Born in Abeokuta, Nigeria, in 1934, Soyinka’s career has spanned many genres – from his work as a playwright, poet, novelist and essayist – and many guises, including regular appointments as visiting professor at several top universities around the world.
He won the Nobel prize in literature in 1986 and is often spoken of in the company of Achebe and Ngugi.
Like his fellow Nigerian, Soyinka was outspoken on the subject of the Biafran War, calling for a cease-fire in 1967.
He was subsequently imprisoned for just under two years, a period he recounts in his memoir, The Man Died: Prison Notes (1972).

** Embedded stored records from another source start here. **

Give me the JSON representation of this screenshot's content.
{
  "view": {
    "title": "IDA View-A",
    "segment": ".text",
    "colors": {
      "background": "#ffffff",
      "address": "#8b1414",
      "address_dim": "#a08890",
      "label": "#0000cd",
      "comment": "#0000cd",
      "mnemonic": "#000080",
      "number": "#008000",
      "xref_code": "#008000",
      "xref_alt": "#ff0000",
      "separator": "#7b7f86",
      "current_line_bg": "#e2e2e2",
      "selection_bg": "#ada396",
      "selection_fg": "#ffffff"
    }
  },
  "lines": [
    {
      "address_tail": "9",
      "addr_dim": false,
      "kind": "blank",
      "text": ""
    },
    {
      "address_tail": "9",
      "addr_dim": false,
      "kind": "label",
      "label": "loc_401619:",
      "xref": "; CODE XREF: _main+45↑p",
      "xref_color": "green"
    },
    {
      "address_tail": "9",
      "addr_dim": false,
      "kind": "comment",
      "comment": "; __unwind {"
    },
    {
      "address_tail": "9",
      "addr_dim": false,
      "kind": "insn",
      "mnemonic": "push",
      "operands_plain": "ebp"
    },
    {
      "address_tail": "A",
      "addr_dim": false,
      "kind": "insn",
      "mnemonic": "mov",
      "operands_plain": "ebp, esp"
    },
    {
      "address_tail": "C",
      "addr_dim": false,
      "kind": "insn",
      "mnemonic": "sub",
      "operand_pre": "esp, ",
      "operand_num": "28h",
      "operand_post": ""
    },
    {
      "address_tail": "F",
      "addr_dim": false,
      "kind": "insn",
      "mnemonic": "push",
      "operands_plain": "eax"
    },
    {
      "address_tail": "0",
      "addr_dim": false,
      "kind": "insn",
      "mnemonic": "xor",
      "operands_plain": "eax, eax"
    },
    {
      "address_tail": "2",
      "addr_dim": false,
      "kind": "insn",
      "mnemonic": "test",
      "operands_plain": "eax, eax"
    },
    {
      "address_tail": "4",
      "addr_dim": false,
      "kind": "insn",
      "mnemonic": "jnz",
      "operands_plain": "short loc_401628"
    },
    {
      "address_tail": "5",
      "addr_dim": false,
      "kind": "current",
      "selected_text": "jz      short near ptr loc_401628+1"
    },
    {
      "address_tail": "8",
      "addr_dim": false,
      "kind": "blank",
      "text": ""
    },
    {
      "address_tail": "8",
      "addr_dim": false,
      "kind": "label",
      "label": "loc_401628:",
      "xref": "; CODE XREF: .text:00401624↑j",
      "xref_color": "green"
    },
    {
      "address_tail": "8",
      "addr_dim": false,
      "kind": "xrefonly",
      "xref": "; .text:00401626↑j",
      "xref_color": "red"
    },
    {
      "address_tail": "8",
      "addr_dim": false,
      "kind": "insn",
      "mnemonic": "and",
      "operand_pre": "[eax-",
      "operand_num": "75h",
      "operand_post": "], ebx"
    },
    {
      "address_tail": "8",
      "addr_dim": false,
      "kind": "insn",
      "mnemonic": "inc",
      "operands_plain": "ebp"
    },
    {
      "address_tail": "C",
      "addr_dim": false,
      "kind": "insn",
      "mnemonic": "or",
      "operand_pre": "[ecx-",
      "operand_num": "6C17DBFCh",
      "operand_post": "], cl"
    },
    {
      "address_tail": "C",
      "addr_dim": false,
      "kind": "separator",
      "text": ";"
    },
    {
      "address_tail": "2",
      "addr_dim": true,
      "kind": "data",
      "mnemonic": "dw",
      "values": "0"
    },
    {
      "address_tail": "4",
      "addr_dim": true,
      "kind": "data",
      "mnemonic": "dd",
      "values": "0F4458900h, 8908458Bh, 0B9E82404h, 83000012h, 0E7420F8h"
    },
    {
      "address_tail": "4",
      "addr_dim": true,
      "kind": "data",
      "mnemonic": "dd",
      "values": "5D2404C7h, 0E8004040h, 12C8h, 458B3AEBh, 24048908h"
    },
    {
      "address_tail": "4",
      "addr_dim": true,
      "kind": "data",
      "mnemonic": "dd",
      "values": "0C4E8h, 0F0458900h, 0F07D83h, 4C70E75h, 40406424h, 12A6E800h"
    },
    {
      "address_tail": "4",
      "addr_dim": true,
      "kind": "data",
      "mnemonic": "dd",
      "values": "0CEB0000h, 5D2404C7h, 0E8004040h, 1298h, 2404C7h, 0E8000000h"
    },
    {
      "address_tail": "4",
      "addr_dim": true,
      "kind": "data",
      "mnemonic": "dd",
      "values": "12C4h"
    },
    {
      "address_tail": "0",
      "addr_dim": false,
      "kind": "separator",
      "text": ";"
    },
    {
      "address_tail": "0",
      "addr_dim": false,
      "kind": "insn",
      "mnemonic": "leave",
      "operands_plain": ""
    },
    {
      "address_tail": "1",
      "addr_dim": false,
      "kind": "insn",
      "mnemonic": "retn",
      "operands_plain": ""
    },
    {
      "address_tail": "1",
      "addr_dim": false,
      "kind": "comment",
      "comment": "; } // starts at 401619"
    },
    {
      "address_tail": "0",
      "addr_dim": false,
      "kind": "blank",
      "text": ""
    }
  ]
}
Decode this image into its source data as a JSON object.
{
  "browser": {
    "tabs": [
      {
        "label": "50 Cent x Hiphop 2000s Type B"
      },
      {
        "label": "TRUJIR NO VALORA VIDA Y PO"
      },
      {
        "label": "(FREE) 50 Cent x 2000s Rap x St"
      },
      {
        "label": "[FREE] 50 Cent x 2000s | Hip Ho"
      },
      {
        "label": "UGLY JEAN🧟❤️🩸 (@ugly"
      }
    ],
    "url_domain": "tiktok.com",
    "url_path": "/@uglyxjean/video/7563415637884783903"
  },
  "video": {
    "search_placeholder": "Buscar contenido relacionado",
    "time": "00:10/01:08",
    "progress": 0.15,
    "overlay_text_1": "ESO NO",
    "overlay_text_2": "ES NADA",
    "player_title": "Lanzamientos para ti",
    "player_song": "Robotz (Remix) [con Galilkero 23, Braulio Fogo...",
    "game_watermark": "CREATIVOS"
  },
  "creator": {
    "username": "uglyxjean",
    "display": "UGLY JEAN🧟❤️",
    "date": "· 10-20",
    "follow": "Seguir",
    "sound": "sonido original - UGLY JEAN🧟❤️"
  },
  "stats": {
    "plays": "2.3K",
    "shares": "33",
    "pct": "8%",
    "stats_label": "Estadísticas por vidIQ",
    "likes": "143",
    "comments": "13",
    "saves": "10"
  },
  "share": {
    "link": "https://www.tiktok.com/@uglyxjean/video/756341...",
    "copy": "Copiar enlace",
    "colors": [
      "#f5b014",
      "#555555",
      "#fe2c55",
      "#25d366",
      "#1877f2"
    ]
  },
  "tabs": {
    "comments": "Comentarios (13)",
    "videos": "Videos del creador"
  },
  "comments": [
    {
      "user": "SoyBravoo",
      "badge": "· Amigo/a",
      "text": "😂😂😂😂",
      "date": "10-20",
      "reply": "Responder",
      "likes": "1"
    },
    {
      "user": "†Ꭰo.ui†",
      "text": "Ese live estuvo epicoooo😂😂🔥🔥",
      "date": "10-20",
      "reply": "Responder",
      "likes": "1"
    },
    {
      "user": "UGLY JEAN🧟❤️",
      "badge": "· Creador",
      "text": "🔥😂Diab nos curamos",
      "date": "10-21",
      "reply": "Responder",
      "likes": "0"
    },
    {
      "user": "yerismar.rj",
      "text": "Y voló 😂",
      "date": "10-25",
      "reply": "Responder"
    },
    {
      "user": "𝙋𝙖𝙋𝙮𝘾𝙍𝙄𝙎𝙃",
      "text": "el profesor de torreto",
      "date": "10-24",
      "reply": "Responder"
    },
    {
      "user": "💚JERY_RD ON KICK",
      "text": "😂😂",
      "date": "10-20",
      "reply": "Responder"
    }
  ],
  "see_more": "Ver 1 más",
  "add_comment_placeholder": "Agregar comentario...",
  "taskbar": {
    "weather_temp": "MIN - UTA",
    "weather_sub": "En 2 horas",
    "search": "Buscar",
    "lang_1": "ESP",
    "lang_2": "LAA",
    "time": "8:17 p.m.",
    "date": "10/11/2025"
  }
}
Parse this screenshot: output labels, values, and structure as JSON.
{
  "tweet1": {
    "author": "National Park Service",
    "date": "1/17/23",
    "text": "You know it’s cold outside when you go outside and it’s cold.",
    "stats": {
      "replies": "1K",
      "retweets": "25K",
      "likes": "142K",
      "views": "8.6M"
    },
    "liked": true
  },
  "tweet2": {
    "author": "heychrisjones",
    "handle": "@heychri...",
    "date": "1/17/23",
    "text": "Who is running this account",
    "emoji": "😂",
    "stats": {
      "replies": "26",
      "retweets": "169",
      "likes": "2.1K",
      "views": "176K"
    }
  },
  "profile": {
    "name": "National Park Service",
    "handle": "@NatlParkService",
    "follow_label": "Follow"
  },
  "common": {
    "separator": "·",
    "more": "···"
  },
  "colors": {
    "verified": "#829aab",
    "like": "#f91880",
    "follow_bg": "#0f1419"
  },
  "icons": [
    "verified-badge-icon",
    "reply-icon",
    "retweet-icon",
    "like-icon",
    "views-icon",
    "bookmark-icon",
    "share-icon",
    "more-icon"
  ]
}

Throughout a more than 50-year career, Soyinka has produced scores of novels, poems and plays. Some of his best-known work includes the plays The Trial of Brother Jero (1963), A Dance of the Forests (1963), Death and the King’s Horseman (1975) and A Play of Giants (1984), as well as the novels The Interpreters (1965) and Season of Anomy (1973).
Collections of his poetry include Poems from Prison (1969), A Shuttle in the Crypt (1972) and Mandela’s Earth and Other Poems (1988).
This considerable body of work has secured his status as one of the most prominent voices on and from the continent. His plays are now as likely to be performed in London as they are in Lagos.
Some of the books by Wole Soyinka: